(Beginning of Data)
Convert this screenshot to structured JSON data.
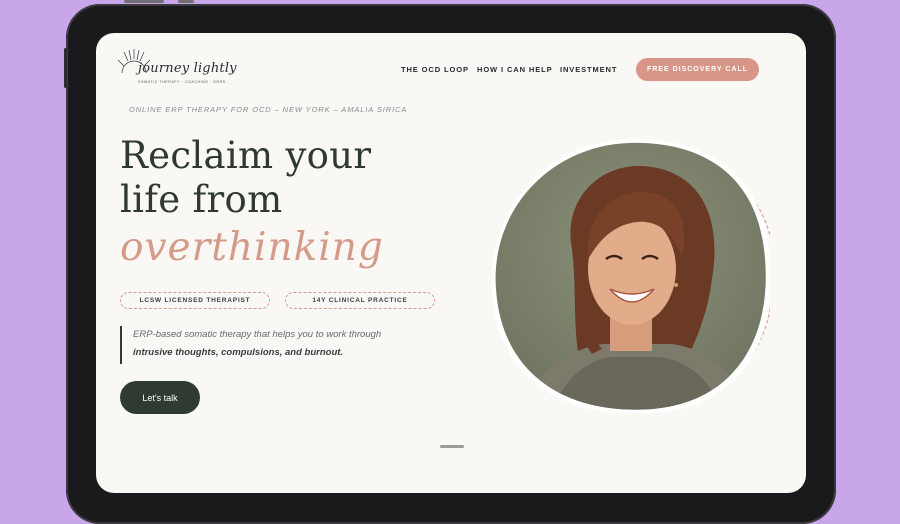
{
  "brand": {
    "name": "journey lightly",
    "tagline": "SOMATIC THERAPY · COACHING · ERRS"
  },
  "nav": {
    "items": [
      "THE OCD LOOP",
      "HOW I CAN HELP",
      "INVESTMENT"
    ],
    "cta": "FREE DISCOVERY CALL"
  },
  "hero": {
    "eyebrow": "ONLINE ERP THERAPY FOR OCD – NEW YORK – AMALIA SIRICA",
    "headline_line1": "Reclaim your",
    "headline_line2": "life from",
    "headline_accent": "overthinking",
    "badges": [
      "LCSW LICENSED THERAPIST",
      "14Y CLINICAL PRACTICE"
    ],
    "description_line1": "ERP-based somatic therapy that helps you to work through",
    "description_line2": "intrusive thoughts, compulsions, and burnout.",
    "cta": "Let's talk"
  },
  "colors": {
    "background": "#c9a6ea",
    "page": "#faf8f4",
    "accent": "#d89688",
    "dark_green": "#2f3b31"
  },
  "icons": [
    "sun-logo-icon"
  ]
}
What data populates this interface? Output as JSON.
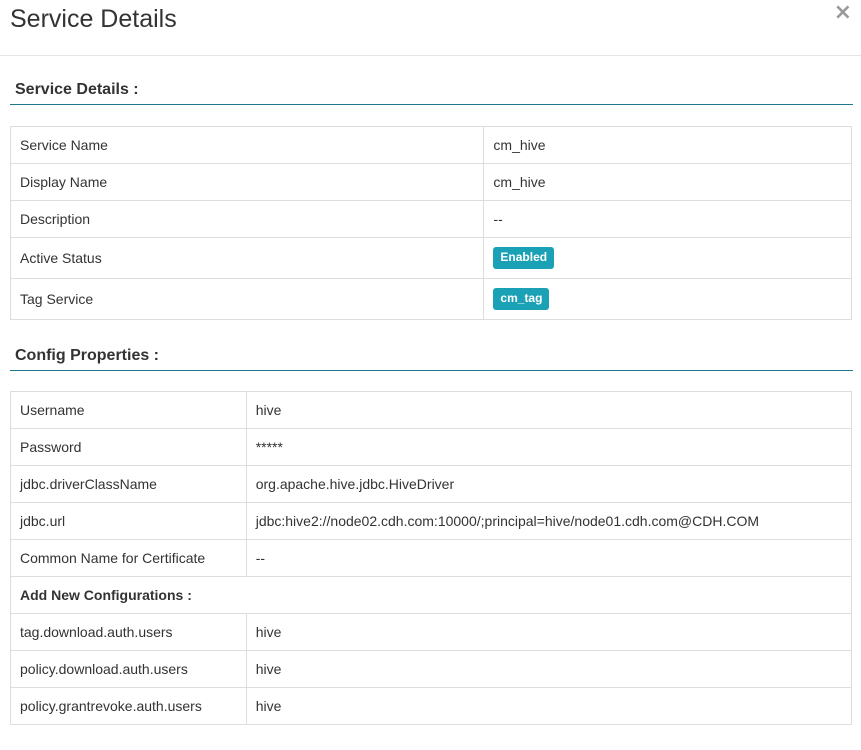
{
  "modal": {
    "title": "Service Details",
    "close_glyph": "×"
  },
  "service_details": {
    "heading": "Service Details :",
    "rows": [
      {
        "label": "Service Name",
        "value": "cm_hive"
      },
      {
        "label": "Display Name",
        "value": "cm_hive"
      },
      {
        "label": "Description",
        "value": "--"
      },
      {
        "label": "Active Status",
        "badge": "Enabled"
      },
      {
        "label": "Tag Service",
        "badge": "cm_tag"
      }
    ]
  },
  "config_properties": {
    "heading": "Config Properties :",
    "rows": [
      {
        "label": "Username",
        "value": "hive"
      },
      {
        "label": "Password",
        "value": "*****"
      },
      {
        "label": "jdbc.driverClassName",
        "value": "org.apache.hive.jdbc.HiveDriver"
      },
      {
        "label": "jdbc.url",
        "value": "jdbc:hive2://node02.cdh.com:10000/;principal=hive/node01.cdh.com@CDH.COM"
      },
      {
        "label": "Common Name for Certificate",
        "value": "--"
      }
    ],
    "add_new_heading": "Add New Configurations :",
    "custom_rows": [
      {
        "label": "tag.download.auth.users",
        "value": "hive"
      },
      {
        "label": "policy.download.auth.users",
        "value": "hive"
      },
      {
        "label": "policy.grantrevoke.auth.users",
        "value": "hive"
      }
    ]
  },
  "colors": {
    "badge": "#1ba1b5",
    "section_rule": "#1d7a8c",
    "border": "#dddddd"
  }
}
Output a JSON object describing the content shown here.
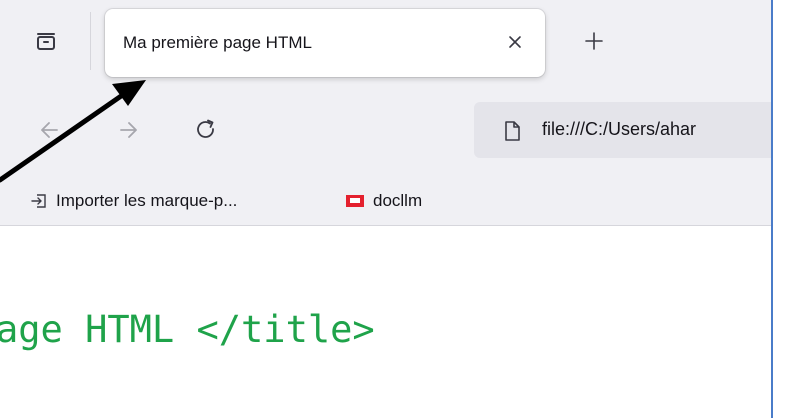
{
  "tabs": [
    {
      "title": "Ma première page HTML",
      "active": true
    }
  ],
  "tabstrip": {
    "list_tabs_icon": "tab-list-icon",
    "new_tab_icon": "plus-icon",
    "close_icon": "close-icon"
  },
  "navigation": {
    "back_icon": "arrow-left-icon",
    "forward_icon": "arrow-right-icon",
    "reload_icon": "reload-icon",
    "url": "file:///C:/Users/ahar",
    "url_icon": "file-icon"
  },
  "bookmarks": [
    {
      "label": "Importer les marque-p...",
      "icon": "import-icon"
    },
    {
      "label": "docllm",
      "icon": "docllm-icon"
    }
  ],
  "content": {
    "code_text": "age HTML </title>"
  },
  "colors": {
    "code_text": "#1fa34a",
    "frame_border": "#4a7cc9",
    "docllm_icon": "#e4202e"
  }
}
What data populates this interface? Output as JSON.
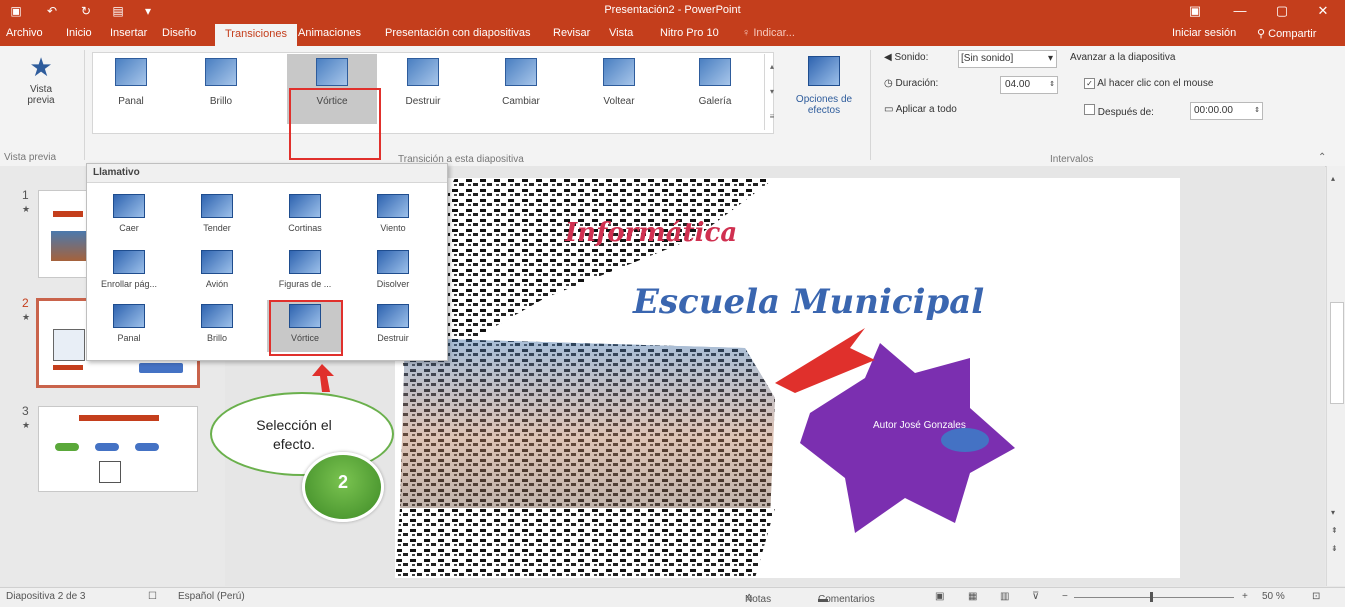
{
  "window": {
    "title": "Presentación2 - PowerPoint"
  },
  "tabs": [
    "Archivo",
    "Inicio",
    "Insertar",
    "Diseño",
    "Transiciones",
    "Animaciones",
    "Presentación con diapositivas",
    "Revisar",
    "Vista",
    "Nitro Pro 10",
    "Indicar...",
    "Iniciar sesión",
    "Compartir"
  ],
  "active_tab": "Transiciones",
  "ribbon": {
    "preview": {
      "label": "Vista previa",
      "group": "Vista previa"
    },
    "gallery": [
      "Panal",
      "Brillo",
      "Vórtice",
      "Destruir",
      "Cambiar",
      "Voltear",
      "Galería"
    ],
    "gallery_group": "Transición a esta diapositiva",
    "effect_options": "Opciones de efectos",
    "timing": {
      "sound_label": "Sonido:",
      "sound_value": "[Sin sonido]",
      "duration_label": "Duración:",
      "duration_value": "04.00",
      "apply_all": "Aplicar a todo",
      "advance_label": "Avanzar a la diapositiva",
      "on_click": "Al hacer clic con el mouse",
      "after_label": "Después de:",
      "after_value": "00:00.00",
      "group": "Intervalos"
    }
  },
  "dropdown": {
    "heading": "Llamativo",
    "items": [
      "Caer",
      "Tender",
      "Cortinas",
      "Viento",
      "Enrollar pág...",
      "Avión",
      "Figuras de ...",
      "Disolver",
      "Panal",
      "Brillo",
      "Vórtice",
      "Destruir"
    ],
    "selected": "Vórtice"
  },
  "slides": [
    "1",
    "2",
    "3"
  ],
  "slide": {
    "title_partial": "Informática",
    "subtitle": "Escuela Municipal",
    "author": "Autor José Gonzales"
  },
  "callout": {
    "text": "Selección el efecto.",
    "step": "2"
  },
  "status": {
    "slide_info": "Diapositiva 2 de 3",
    "language": "Español (Perú)",
    "notes": "Notas",
    "comments": "Comentarios",
    "zoom": "50 %"
  },
  "colors": {
    "accent": "#c43e1c",
    "highlight": "#e0302c",
    "star": "#7b2fb0",
    "callout_badge": "#5aa83a"
  }
}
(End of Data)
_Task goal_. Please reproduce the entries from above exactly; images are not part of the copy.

_Answer to this exercise_.
Convert this screenshot to structured JSON data.
{
  "brand": {
    "name": "journey lightly",
    "tagline": "SOMATIC THERAPY · COACHING · ERRS"
  },
  "nav": {
    "items": [
      "THE OCD LOOP",
      "HOW I CAN HELP",
      "INVESTMENT"
    ],
    "cta": "FREE DISCOVERY CALL"
  },
  "hero": {
    "eyebrow": "ONLINE ERP THERAPY FOR OCD – NEW YORK – AMALIA SIRICA",
    "headline_line1": "Reclaim your",
    "headline_line2": "life from",
    "headline_accent": "overthinking",
    "badges": [
      "LCSW LICENSED THERAPIST",
      "14Y CLINICAL PRACTICE"
    ],
    "description_line1": "ERP-based somatic therapy that helps you to work through",
    "description_line2": "intrusive thoughts, compulsions, and burnout.",
    "cta": "Let's talk"
  },
  "colors": {
    "background": "#c9a6ea",
    "page": "#faf8f4",
    "accent": "#d89688",
    "dark_green": "#2f3b31"
  },
  "icons": [
    "sun-logo-icon"
  ]
}
What data populates this interface? Output as JSON.
{
  "modal": {
    "title": "Service Details",
    "close_glyph": "×"
  },
  "service_details": {
    "heading": "Service Details :",
    "rows": [
      {
        "label": "Service Name",
        "value": "cm_hive"
      },
      {
        "label": "Display Name",
        "value": "cm_hive"
      },
      {
        "label": "Description",
        "value": "--"
      },
      {
        "label": "Active Status",
        "badge": "Enabled"
      },
      {
        "label": "Tag Service",
        "badge": "cm_tag"
      }
    ]
  },
  "config_properties": {
    "heading": "Config Properties :",
    "rows": [
      {
        "label": "Username",
        "value": "hive"
      },
      {
        "label": "Password",
        "value": "*****"
      },
      {
        "label": "jdbc.driverClassName",
        "value": "org.apache.hive.jdbc.HiveDriver"
      },
      {
        "label": "jdbc.url",
        "value": "jdbc:hive2://node02.cdh.com:10000/;principal=hive/node01.cdh.com@CDH.COM"
      },
      {
        "label": "Common Name for Certificate",
        "value": "--"
      }
    ],
    "add_new_heading": "Add New Configurations :",
    "custom_rows": [
      {
        "label": "tag.download.auth.users",
        "value": "hive"
      },
      {
        "label": "policy.download.auth.users",
        "value": "hive"
      },
      {
        "label": "policy.grantrevoke.auth.users",
        "value": "hive"
      }
    ]
  },
  "colors": {
    "badge": "#1ba1b5",
    "section_rule": "#1d7a8c",
    "border": "#dddddd"
  }
}
Output a JSON object describing the content shown here.
{
  "tabs": [
    {
      "title": "Ma première page HTML",
      "active": true
    }
  ],
  "tabstrip": {
    "list_tabs_icon": "tab-list-icon",
    "new_tab_icon": "plus-icon",
    "close_icon": "close-icon"
  },
  "navigation": {
    "back_icon": "arrow-left-icon",
    "forward_icon": "arrow-right-icon",
    "reload_icon": "reload-icon",
    "url": "file:///C:/Users/ahar",
    "url_icon": "file-icon"
  },
  "bookmarks": [
    {
      "label": "Importer les marque-p...",
      "icon": "import-icon"
    },
    {
      "label": "docllm",
      "icon": "docllm-icon"
    }
  ],
  "content": {
    "code_text": "age HTML </title>"
  },
  "colors": {
    "code_text": "#1fa34a",
    "frame_border": "#4a7cc9",
    "docllm_icon": "#e4202e"
  }
}
What data populates this interface? Output as JSON.
{
  "window": {
    "title": "Presentación2 - PowerPoint"
  },
  "tabs": [
    "Archivo",
    "Inicio",
    "Insertar",
    "Diseño",
    "Transiciones",
    "Animaciones",
    "Presentación con diapositivas",
    "Revisar",
    "Vista",
    "Nitro Pro 10",
    "Indicar...",
    "Iniciar sesión",
    "Compartir"
  ],
  "active_tab": "Transiciones",
  "ribbon": {
    "preview": {
      "label": "Vista previa",
      "group": "Vista previa"
    },
    "gallery": [
      "Panal",
      "Brillo",
      "Vórtice",
      "Destruir",
      "Cambiar",
      "Voltear",
      "Galería"
    ],
    "gallery_group": "Transición a esta diapositiva",
    "effect_options": "Opciones de efectos",
    "timing": {
      "sound_label": "Sonido:",
      "sound_value": "[Sin sonido]",
      "duration_label": "Duración:",
      "duration_value": "04.00",
      "apply_all": "Aplicar a todo",
      "advance_label": "Avanzar a la diapositiva",
      "on_click": "Al hacer clic con el mouse",
      "after_label": "Después de:",
      "after_value": "00:00.00",
      "group": "Intervalos"
    }
  },
  "dropdown": {
    "heading": "Llamativo",
    "items": [
      "Caer",
      "Tender",
      "Cortinas",
      "Viento",
      "Enrollar pág...",
      "Avión",
      "Figuras de ...",
      "Disolver",
      "Panal",
      "Brillo",
      "Vórtice",
      "Destruir"
    ],
    "selected": "Vórtice"
  },
  "slides": [
    "1",
    "2",
    "3"
  ],
  "slide": {
    "title_partial": "Informática",
    "subtitle": "Escuela Municipal",
    "author": "Autor José Gonzales"
  },
  "callout": {
    "text": "Selección el efecto.",
    "step": "2"
  },
  "status": {
    "slide_info": "Diapositiva 2 de 3",
    "language": "Español (Perú)",
    "notes": "Notas",
    "comments": "Comentarios",
    "zoom": "50 %"
  },
  "colors": {
    "accent": "#c43e1c",
    "highlight": "#e0302c",
    "star": "#7b2fb0",
    "callout_badge": "#5aa83a"
  }
}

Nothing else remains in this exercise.